WHAT IS REQUIRED:
A single number is the answer here: the count of lines in the records below in which the word "BETA" appears.
::::::::::
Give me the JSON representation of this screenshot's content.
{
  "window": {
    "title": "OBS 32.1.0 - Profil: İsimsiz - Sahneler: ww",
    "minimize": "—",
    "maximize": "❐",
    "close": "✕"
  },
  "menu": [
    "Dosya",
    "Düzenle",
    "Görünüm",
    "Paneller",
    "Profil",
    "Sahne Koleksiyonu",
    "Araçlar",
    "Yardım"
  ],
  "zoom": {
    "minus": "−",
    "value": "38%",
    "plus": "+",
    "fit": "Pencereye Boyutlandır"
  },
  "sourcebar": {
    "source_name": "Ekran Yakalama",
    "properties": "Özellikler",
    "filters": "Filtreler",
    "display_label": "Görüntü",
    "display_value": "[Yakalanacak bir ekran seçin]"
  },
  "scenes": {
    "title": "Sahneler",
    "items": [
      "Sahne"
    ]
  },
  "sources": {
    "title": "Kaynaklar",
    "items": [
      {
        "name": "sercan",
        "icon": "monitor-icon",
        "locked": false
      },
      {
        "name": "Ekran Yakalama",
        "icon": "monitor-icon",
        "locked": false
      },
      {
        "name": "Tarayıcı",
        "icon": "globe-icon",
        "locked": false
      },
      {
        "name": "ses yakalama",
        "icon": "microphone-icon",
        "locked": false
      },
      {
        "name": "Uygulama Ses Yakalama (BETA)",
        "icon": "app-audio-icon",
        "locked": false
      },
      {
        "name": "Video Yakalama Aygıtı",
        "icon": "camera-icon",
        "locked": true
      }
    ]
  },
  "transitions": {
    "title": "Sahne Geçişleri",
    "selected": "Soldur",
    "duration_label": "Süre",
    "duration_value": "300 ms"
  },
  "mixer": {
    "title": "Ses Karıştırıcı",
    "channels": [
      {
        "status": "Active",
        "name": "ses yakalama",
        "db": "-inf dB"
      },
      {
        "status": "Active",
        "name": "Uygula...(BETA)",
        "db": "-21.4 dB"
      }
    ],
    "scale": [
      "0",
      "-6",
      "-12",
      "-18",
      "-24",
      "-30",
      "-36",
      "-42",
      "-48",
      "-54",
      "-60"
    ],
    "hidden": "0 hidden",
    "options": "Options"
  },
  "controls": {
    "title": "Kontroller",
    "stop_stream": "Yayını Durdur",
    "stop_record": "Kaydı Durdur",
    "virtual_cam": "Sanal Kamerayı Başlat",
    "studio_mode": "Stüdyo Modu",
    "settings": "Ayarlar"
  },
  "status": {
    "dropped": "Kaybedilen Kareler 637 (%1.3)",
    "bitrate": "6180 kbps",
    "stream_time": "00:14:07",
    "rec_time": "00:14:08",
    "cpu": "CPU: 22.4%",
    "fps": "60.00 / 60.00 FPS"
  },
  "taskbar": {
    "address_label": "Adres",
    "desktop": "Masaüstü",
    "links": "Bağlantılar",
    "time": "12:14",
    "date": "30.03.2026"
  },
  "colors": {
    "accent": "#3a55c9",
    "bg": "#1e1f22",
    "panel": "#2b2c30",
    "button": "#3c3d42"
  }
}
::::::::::
REPLY:
2